Replace the iget-object with the opcode you'd like, then smali the file back up. So for your case it would be; const-string v0, "FR" return-object v0


1

I will answer my own question because I figured out what was wrong. The app was not functioning correctly for a number of reasons that frustrated the analysis. For one, there were many advertising domains being contacted by the app on startup. The app made these connections over TLS and the connections would not succeed without trusting the proxy root CA ...


1

It seems that APK resources were obfuscated with AndroResGuard. ApkTool can (mostly) decompile it but compilation is performed with standard aapt2 and it does not understand 'drawable2' resource type, so it complains about invalid file path.
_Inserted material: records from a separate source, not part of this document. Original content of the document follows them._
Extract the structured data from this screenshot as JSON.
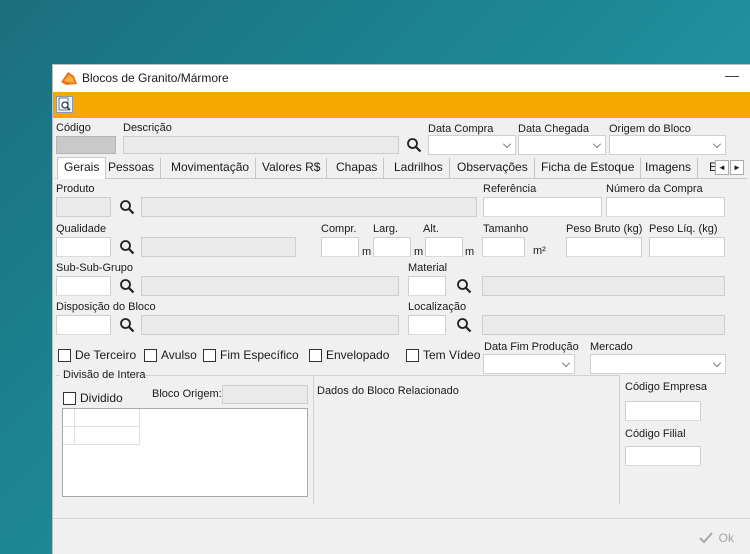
{
  "window": {
    "title": "Blocos de Granito/Mármore",
    "minimize_glyph": "—"
  },
  "header": {
    "codigo_label": "Código",
    "descricao_label": "Descrição",
    "data_compra_label": "Data Compra",
    "data_chegada_label": "Data Chegada",
    "origem_label": "Origem do Bloco"
  },
  "tabs": [
    {
      "label": "Gerais",
      "active": true
    },
    {
      "label": "Pessoas"
    },
    {
      "label": "Movimentação"
    },
    {
      "label": "Valores R$"
    },
    {
      "label": "Chapas"
    },
    {
      "label": "Ladrilhos"
    },
    {
      "label": "Observações"
    },
    {
      "label": "Ficha de Estoque"
    },
    {
      "label": "Imagens"
    },
    {
      "label": "E"
    }
  ],
  "tab_scroll": {
    "left": "◄",
    "right": "►"
  },
  "form": {
    "produto_label": "Produto",
    "referencia_label": "Referência",
    "numero_compra_label": "Número da Compra",
    "qualidade_label": "Qualidade",
    "compr_label": "Compr.",
    "larg_label": "Larg.",
    "alt_label": "Alt.",
    "tamanho_label": "Tamanho",
    "peso_bruto_label": "Peso Bruto (kg)",
    "peso_liq_label": "Peso Líq. (kg)",
    "unit_m": "m",
    "unit_m2": "m²",
    "subsubgrupo_label": "Sub-Sub-Grupo",
    "material_label": "Material",
    "disposicao_label": "Disposição do Bloco",
    "localizacao_label": "Localização"
  },
  "checkboxes": {
    "de_terceiro": "De Terceiro",
    "avulso": "Avulso",
    "fim_especifico": "Fim Específico",
    "envelopado": "Envelopado",
    "tem_video": "Tem Vídeo"
  },
  "extra": {
    "data_fim_producao_label": "Data Fim Produção",
    "mercado_label": "Mercado",
    "divisao_label": "Divisão de Intera",
    "dividido_label": "Dividido",
    "bloco_origem_label": "Bloco Origem:",
    "dados_bloco_label": "Dados do Bloco Relacionado",
    "codigo_empresa_label": "Código Empresa",
    "codigo_filial_label": "Código Filial"
  },
  "footer": {
    "ok_label": "Ok"
  },
  "colors": {
    "toolbar": "#f6a800",
    "window_bg": "#f0f0f0"
  },
  "icons": [
    "app-icon",
    "document-search-icon",
    "search-icon",
    "checkmark-icon",
    "chevron-down-icon"
  ]
}
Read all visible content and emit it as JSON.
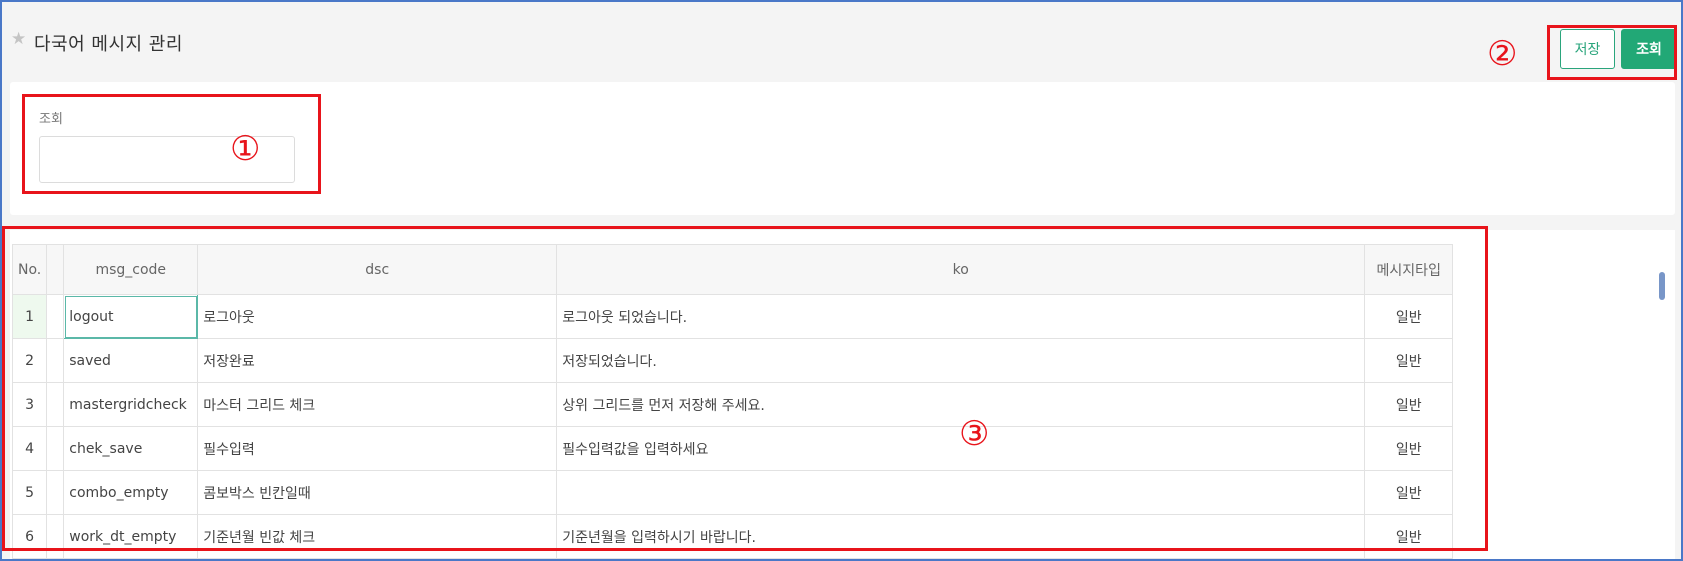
{
  "header": {
    "title": "다국어 메시지 관리",
    "star_icon": "star-icon",
    "save_label": "저장",
    "search_label": "조회"
  },
  "search_panel": {
    "label": "조회",
    "input_value": ""
  },
  "grid": {
    "columns": [
      "No.",
      "",
      "msg_code",
      "dsc",
      "ko",
      "메시지타입"
    ],
    "rows": [
      {
        "no": "1",
        "msg_code": "logout",
        "dsc": "로그아웃",
        "ko": "로그아웃 되었습니다.",
        "type": "일반"
      },
      {
        "no": "2",
        "msg_code": "saved",
        "dsc": "저장완료",
        "ko": "저장되었습니다.",
        "type": "일반"
      },
      {
        "no": "3",
        "msg_code": "mastergridcheck",
        "dsc": "마스터 그리드 체크",
        "ko": "상위 그리드를 먼저 저장해 주세요.",
        "type": "일반"
      },
      {
        "no": "4",
        "msg_code": "chek_save",
        "dsc": "필수입력",
        "ko": "필수입력값을 입력하세요",
        "type": "일반"
      },
      {
        "no": "5",
        "msg_code": "combo_empty",
        "dsc": "콤보박스 빈칸일때",
        "ko": "",
        "type": "일반"
      },
      {
        "no": "6",
        "msg_code": "work_dt_empty",
        "dsc": "기준년월 빈값 체크",
        "ko": "기준년월을 입력하시기 바랍니다.",
        "type": "일반"
      }
    ]
  },
  "annotations": [
    "①",
    "②",
    "③"
  ],
  "colors": {
    "accent": "#22a876",
    "annotation": "#e8141b",
    "window_border": "#4a78c8"
  }
}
You can find more info on this issue here: https://github.com/iBotPeaches/Apktool/issues/1719


1

They must be stored in some variable or in resources, You can check all the usages for that variable or where that resource was used in the classes, and backtrack and see whatever catches your interests


1

Turns out: adb shell uiautomator dump adb pull /sdcard/window_dump.xml path/to/output or adb shell uiautomator dump --compressed adb pull /sdcard/window_dump.xml path/to/output


1

2019-10-13 13:52:46.823 14636-14636/? W/dex2oat: Verification error Looks like dex2oat which is a DEX code compilation tool failed bytecode verification. At first in may seem odd this happens only at runtime, but keep in mind that Android preforms Just-in-time and Ahed-of-time compilation, and both tactics are performed on device. com...GSWebBridge....


1

Answer // Constants const kIgnoreArg = '-'; // Utils function pmalloc() { return Memory.alloc(Process.pointerSize); } function debug() { send({ event: 'DEBUG', data: Array.prototype.slice.call(arguments).join(' ') }); } // Globals var Metadata = {}; // < className, { pointer, methods < methodName, ...


Only top voted, non community-wiki answers of a minimum length are eligible